They may occasionally glance and notice a toy or activity being referred to by a specific word. Later, they’ll surprise you with new words they’ve added to their vocabulary. Many kids learn words and speech patterns for a particular language in this way.
Growth of Motor Skills
When a child plays alone, all of their attention is on the toys, and the surroundings are well regulated. As parallel play becomes more prevalent, your child will start to play in a way that considers how another child would act.
Playing involves the body and the mind and is a very imaginative activity. It doesn’t matter whether toddlers merely repeat a task or try something new they learned via parallel play—either way, it’s all part of their development and development.
There is no proper or improper method to play. Remember that what seems easy to you could be difficult for small hands trying to refine movements.
Furthermore, a child’s seemingly basic actions may hide a complex creative element.
Liberty To Express Their Emotions And Desires
Your child discovers more about toys during parallel play than merely how they move when pushed, rolled, or fall.
Additionally, kids express their emotions by using anything they can set their grip on, including objects, their hands, and even dirt and sticks.
Individuals are based primarily on what they encounter daily, ranging from delight to terror to frustration or just plain stupidity.
Watching them play, you can learn more about their developing personalities and how their young minds function.
The Establishment Of Personal Boundaries
Your child’s interactions with others will differ from how he interacts with you. He will now start to feel what he can and cannot do because he has entered an unfamiliar area.
He might enjoy pulling your hair, but pulling someone’s hair on the floor is not pleasurable for him.

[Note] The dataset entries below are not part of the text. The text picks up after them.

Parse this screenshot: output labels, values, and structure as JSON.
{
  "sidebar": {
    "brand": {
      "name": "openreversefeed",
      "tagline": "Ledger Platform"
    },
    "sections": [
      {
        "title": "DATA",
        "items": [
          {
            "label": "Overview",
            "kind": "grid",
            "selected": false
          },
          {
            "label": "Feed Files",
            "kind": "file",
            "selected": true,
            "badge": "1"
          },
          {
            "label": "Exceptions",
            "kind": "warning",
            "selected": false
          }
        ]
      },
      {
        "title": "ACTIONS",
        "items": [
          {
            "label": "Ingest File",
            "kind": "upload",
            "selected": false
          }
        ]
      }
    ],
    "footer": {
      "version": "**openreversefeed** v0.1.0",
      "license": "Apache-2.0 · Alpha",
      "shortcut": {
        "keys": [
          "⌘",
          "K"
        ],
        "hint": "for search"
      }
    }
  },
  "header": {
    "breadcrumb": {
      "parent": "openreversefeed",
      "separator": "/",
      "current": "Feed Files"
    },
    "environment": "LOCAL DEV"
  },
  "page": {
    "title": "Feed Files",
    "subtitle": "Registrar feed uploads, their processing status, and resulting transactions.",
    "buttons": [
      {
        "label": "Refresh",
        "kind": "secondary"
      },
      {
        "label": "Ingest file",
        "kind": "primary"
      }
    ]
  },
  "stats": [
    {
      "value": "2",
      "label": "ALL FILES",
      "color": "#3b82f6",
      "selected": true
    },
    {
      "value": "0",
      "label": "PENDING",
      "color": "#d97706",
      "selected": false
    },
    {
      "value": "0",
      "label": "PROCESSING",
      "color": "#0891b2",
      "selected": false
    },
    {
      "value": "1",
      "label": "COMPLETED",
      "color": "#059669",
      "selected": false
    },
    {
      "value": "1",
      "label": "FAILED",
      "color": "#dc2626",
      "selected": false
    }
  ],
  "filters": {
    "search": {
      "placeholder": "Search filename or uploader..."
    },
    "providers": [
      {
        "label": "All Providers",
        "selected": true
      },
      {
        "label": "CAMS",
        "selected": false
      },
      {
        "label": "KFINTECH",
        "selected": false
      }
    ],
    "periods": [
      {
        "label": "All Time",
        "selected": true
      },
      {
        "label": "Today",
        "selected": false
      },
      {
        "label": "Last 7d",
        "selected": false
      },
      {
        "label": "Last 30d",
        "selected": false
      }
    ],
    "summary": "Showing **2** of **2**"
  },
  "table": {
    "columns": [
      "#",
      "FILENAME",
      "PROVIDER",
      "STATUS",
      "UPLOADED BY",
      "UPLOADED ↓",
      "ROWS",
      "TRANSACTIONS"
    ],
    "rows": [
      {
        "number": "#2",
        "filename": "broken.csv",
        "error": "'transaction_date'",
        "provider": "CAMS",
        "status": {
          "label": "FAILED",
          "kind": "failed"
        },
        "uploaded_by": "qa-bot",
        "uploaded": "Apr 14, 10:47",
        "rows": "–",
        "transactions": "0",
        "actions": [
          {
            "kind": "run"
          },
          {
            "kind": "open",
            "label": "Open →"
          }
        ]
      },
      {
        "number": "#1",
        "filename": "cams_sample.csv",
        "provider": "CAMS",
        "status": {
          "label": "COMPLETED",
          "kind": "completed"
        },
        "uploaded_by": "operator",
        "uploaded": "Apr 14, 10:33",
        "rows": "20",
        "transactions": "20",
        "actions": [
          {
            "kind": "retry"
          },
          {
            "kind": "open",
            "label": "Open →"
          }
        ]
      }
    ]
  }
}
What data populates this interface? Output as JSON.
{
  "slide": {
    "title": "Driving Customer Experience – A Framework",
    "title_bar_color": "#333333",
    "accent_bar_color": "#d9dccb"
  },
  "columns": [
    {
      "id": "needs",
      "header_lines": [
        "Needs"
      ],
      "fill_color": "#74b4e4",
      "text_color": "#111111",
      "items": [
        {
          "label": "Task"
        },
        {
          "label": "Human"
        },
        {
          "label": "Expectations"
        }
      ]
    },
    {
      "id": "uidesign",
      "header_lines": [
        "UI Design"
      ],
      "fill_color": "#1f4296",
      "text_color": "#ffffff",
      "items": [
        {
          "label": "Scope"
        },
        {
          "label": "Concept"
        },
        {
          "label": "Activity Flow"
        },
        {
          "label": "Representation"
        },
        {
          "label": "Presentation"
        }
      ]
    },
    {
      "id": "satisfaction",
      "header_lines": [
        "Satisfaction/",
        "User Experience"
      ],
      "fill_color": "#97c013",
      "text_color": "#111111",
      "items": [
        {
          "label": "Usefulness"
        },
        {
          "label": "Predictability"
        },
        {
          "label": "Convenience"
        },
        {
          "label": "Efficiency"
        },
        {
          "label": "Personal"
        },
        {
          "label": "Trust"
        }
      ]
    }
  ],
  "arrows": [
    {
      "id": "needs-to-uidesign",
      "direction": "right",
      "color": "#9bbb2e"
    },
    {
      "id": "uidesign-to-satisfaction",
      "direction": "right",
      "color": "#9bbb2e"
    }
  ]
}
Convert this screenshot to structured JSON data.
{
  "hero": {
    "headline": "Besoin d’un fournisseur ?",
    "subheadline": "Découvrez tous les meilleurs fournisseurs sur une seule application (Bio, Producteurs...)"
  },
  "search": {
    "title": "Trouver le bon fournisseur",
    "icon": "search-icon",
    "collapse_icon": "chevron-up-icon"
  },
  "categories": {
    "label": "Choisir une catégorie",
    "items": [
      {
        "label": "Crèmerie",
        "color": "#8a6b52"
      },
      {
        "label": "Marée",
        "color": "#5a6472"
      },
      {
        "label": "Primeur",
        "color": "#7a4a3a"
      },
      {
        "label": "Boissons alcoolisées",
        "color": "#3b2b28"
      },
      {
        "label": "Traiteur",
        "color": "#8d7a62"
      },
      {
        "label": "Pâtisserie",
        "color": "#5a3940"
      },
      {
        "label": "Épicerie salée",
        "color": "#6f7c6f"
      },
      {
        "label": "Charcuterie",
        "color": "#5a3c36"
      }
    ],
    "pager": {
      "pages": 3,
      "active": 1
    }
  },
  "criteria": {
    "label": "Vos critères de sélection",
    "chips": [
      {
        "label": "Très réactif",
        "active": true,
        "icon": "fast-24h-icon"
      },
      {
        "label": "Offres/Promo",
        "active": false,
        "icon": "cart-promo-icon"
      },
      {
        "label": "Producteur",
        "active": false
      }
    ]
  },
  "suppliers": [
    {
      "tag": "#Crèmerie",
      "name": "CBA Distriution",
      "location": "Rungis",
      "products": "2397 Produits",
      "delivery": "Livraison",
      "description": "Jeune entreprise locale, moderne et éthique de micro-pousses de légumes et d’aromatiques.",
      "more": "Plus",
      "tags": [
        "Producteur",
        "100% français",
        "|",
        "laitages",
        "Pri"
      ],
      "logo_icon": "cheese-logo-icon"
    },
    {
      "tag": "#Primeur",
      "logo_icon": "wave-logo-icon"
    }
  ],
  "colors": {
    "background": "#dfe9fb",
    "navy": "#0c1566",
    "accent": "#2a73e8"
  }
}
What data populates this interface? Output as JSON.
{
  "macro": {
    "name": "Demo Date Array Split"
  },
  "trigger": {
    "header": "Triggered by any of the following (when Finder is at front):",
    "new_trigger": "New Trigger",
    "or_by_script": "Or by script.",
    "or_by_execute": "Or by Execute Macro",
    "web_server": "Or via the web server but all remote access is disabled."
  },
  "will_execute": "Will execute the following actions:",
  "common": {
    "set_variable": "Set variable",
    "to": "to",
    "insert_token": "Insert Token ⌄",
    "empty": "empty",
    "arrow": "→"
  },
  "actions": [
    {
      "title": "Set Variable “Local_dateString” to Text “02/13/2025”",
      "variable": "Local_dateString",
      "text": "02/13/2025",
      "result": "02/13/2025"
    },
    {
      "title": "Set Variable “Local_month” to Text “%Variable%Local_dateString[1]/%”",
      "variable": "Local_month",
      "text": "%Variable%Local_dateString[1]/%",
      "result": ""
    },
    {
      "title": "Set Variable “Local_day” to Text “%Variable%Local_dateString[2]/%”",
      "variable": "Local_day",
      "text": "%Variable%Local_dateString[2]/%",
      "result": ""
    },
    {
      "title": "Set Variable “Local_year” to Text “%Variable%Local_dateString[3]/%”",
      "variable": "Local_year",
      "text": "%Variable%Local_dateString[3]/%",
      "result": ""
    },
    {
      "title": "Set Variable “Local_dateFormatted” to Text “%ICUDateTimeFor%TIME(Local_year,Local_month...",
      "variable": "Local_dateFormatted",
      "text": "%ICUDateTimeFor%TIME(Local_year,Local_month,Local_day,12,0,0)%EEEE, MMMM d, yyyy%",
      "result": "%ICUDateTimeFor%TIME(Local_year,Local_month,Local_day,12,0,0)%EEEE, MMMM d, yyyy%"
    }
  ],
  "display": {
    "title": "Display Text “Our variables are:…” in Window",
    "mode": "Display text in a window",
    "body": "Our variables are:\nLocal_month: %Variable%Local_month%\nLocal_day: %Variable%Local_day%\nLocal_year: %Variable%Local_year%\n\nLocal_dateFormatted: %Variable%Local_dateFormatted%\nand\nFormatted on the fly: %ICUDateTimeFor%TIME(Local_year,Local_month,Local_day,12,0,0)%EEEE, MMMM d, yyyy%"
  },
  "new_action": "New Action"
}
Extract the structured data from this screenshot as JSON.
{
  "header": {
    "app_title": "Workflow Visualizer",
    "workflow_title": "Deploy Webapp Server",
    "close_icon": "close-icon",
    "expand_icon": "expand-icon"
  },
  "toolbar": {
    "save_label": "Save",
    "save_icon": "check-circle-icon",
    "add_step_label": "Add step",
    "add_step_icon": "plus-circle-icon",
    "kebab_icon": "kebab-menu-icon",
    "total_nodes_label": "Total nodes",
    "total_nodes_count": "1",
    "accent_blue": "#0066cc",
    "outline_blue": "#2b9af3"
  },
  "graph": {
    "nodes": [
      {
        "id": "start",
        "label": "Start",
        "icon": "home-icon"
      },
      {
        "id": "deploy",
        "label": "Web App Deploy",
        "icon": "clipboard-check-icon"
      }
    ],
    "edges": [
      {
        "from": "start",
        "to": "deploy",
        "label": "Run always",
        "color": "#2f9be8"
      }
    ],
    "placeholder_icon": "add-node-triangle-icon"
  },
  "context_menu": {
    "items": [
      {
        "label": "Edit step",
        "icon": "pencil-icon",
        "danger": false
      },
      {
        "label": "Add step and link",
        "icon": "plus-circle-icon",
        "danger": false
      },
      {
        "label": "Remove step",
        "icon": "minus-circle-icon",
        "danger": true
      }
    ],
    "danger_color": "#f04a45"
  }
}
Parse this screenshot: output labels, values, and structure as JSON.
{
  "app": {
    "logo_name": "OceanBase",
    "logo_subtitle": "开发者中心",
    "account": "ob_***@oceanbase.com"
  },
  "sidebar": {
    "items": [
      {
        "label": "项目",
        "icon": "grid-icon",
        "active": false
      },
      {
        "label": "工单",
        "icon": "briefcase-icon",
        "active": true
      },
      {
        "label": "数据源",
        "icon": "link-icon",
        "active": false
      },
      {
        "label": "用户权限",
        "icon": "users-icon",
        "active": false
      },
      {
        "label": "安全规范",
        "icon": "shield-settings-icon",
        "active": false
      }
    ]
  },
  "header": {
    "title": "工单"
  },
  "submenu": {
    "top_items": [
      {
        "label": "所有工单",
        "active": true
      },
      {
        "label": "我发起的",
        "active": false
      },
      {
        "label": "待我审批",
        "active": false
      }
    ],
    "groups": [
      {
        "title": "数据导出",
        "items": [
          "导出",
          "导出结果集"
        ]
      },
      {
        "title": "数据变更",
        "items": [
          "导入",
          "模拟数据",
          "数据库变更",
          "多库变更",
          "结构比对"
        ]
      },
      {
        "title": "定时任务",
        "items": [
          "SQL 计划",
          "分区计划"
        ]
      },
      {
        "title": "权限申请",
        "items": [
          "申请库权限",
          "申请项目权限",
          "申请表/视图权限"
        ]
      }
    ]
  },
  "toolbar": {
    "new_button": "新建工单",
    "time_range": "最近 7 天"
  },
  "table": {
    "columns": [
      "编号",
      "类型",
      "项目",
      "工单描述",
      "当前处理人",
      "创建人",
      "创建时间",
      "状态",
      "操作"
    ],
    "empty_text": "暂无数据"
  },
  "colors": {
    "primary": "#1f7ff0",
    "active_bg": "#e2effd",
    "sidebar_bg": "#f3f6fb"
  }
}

All you can do to help your youngster learn what’s appropriate and what’s not is to handle anyone who grabs his ball for play and throws tantrums.
Learning To Share
At this age, don’t expect your kids to play quietly without ever glancing at the toys of their peers. When children learn to assert themselves, their mental growth leaps. Help kids realize that toys can be securely shared without the worry of being taken away.
Due to their limited understanding of sharing, toddlers are naturally protective of their possessions. You can practice sharing with them at home, but be reassured if they become unhappy if their partner takes their toy.
How to Encourage Parallel Play Among Kids?
The next task for you as a parent would be encouraging and successfully implementing parallel play in your child.
- Start gently by allowing the children to play next to one another rather than with one another. Everyone should bring their own toys to play with.
- Ensure that kids have enough toys. Try planning simpler games and crafts where there is less likelihood of comparing play quantity or quality, including picture books and clay molds.
- Having conversations with your child helps them develop their communication skills, especially in the early years of life.
- Ensure that the parallel plays take place in a comfortable setting without many kids or people roaming about.
- If kids have begun to play together, educate them to trade toys and watch them do it. Another option is to make interest-based references to both items and attempt to group them.
- Even if the kids aren’t talking to each other, the kids need to be in the same room for the parallel play to be successful. They’ll talk and start to build a connection eventually.
Youngsters progressively learn how to interact with other kids and begin to do so. This could provide a particularly difficult issue for youngsters who are autistic or have special needs.
Your youngster can learn the foundations of social interaction through parallel play. The fact that your kid is playing alongside other kids rather than interacting with them at first may seem a little strange.
However, he will begin watching and acquiring new abilities, languages, and other behavioral traits. You can arrange for your child to go on playdates with kids their age to help achieve this goal.